■ **Task directions**: Scan the data for "this" and copy the lines it appears in.

■ **Excerpted data**:
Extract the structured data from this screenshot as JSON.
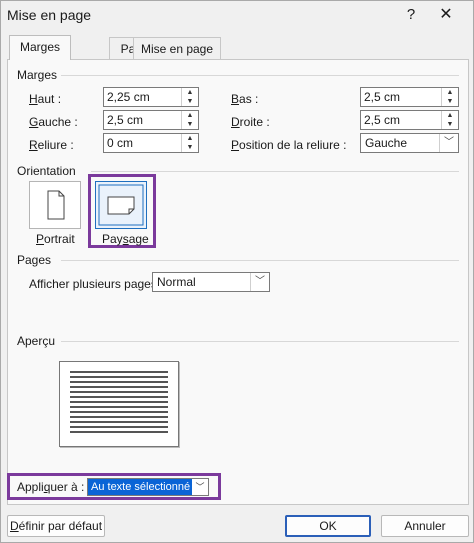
{
  "window": {
    "title": "Mise en page",
    "help_icon": "?",
    "close_icon": "✕"
  },
  "tabs": [
    {
      "label": "Marges"
    },
    {
      "label": "Papier"
    },
    {
      "label": "Mise en page"
    }
  ],
  "margins": {
    "section_label": "Marges",
    "haut": {
      "prefix": "H",
      "rest": "aut :",
      "value": "2,25 cm"
    },
    "gauche": {
      "prefix": "G",
      "rest": "auche :",
      "value": "2,5 cm"
    },
    "reliure": {
      "prefix": "R",
      "rest": "eliure :",
      "value": "0 cm"
    },
    "bas": {
      "prefix": "B",
      "rest": "as :",
      "value": "2,5 cm"
    },
    "droite": {
      "prefix": "D",
      "rest": "roite :",
      "value": "2,5 cm"
    },
    "position_reliure": {
      "prefix": "P",
      "rest": "osition de la reliure :",
      "value": "Gauche"
    }
  },
  "orientation": {
    "section_label": "Orientation",
    "portrait_prefix": "P",
    "portrait_rest": "ortrait",
    "paysage_before": "Pay",
    "paysage_u": "s",
    "paysage_after": "age"
  },
  "pages": {
    "section_label": "Pages",
    "multi_label": "Afficher plusieurs pages :",
    "multi_value": "Normal"
  },
  "apercu": {
    "section_label": "Aperçu"
  },
  "apply": {
    "label_before": "Appli",
    "label_u": "q",
    "label_after": "uer à :",
    "value": "Au texte sélectionné"
  },
  "buttons": {
    "default_prefix": "D",
    "default_rest": "éfinir par défaut",
    "ok": "OK",
    "cancel": "Annuler"
  },
  "colors": {
    "highlight": "#7b3a9c",
    "selection": "#0a64d6",
    "ok_border": "#2b5fb8"
  }
}
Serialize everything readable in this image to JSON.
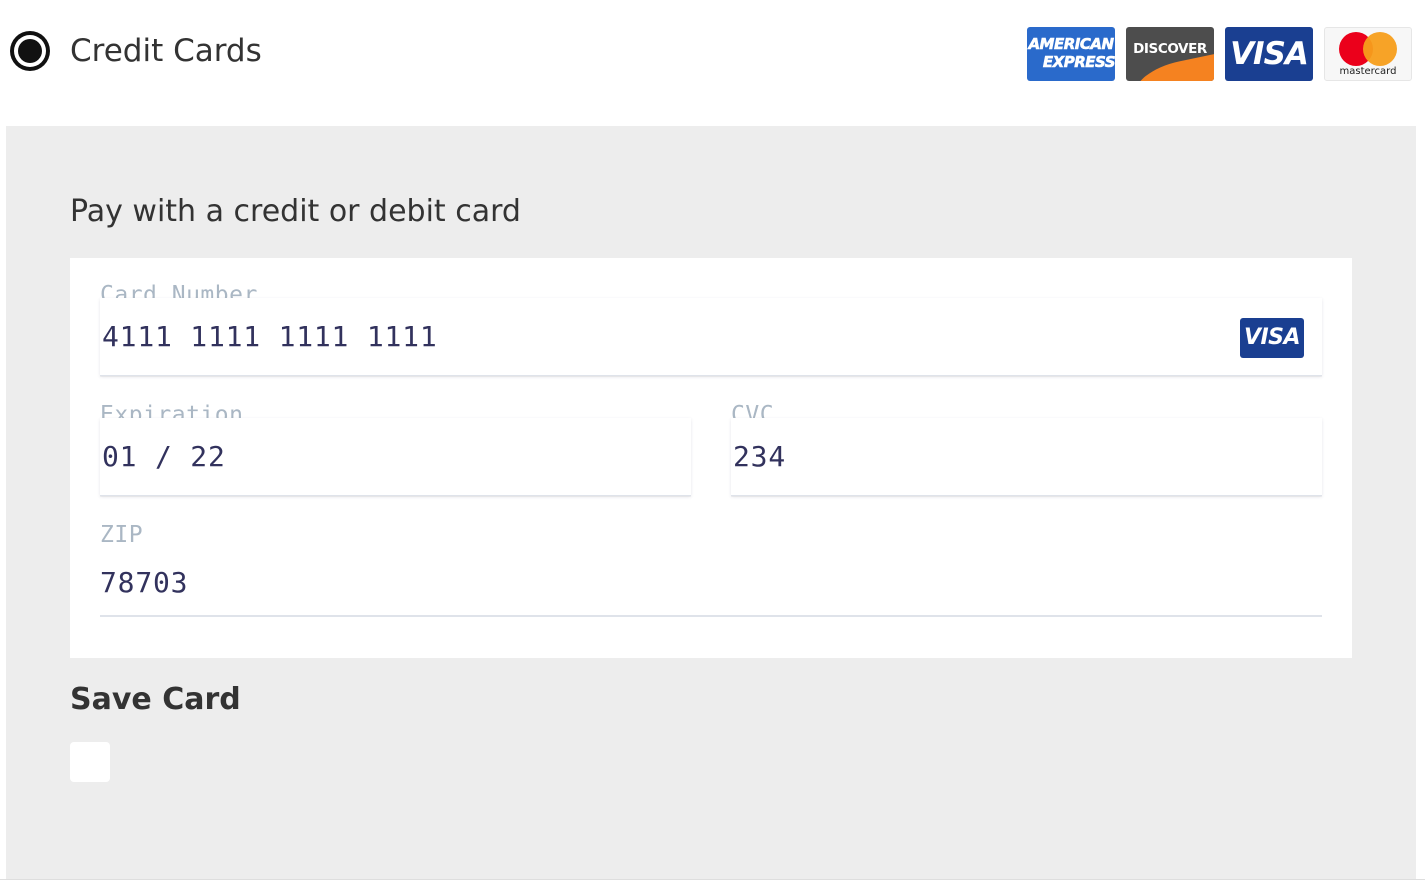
{
  "payment_method": {
    "title": "Credit Cards",
    "selected": true
  },
  "brands": {
    "amex_line1": "AMERICAN",
    "amex_line2": "EXPRESS",
    "discover": "DISCOVER",
    "visa": "VISA",
    "mastercard": "mastercard"
  },
  "card_panel": {
    "heading": "Pay with a credit or debit card",
    "card_number": {
      "label": "Card Number",
      "value": "4111 1111 1111 1111",
      "detected_brand": "VISA"
    },
    "expiration": {
      "label": "Expiration",
      "value": "01 / 22"
    },
    "cvc": {
      "label": "CVC",
      "value": "234"
    },
    "zip": {
      "label": "ZIP",
      "value": "78703"
    }
  },
  "save_card": {
    "label": "Save Card",
    "checked": false
  },
  "colors": {
    "panel_bg": "#ededed",
    "label_color": "#aab7c4",
    "value_color": "#32325d",
    "visa_blue": "#1a3f91",
    "amex_blue": "#2a6acb",
    "discover_gray": "#4d4d4d",
    "discover_orange": "#f58220"
  }
}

■ **Exercise solution**:
Extract the structured data from this screenshot as JSON.
Serialize everything readable in this image to JSON.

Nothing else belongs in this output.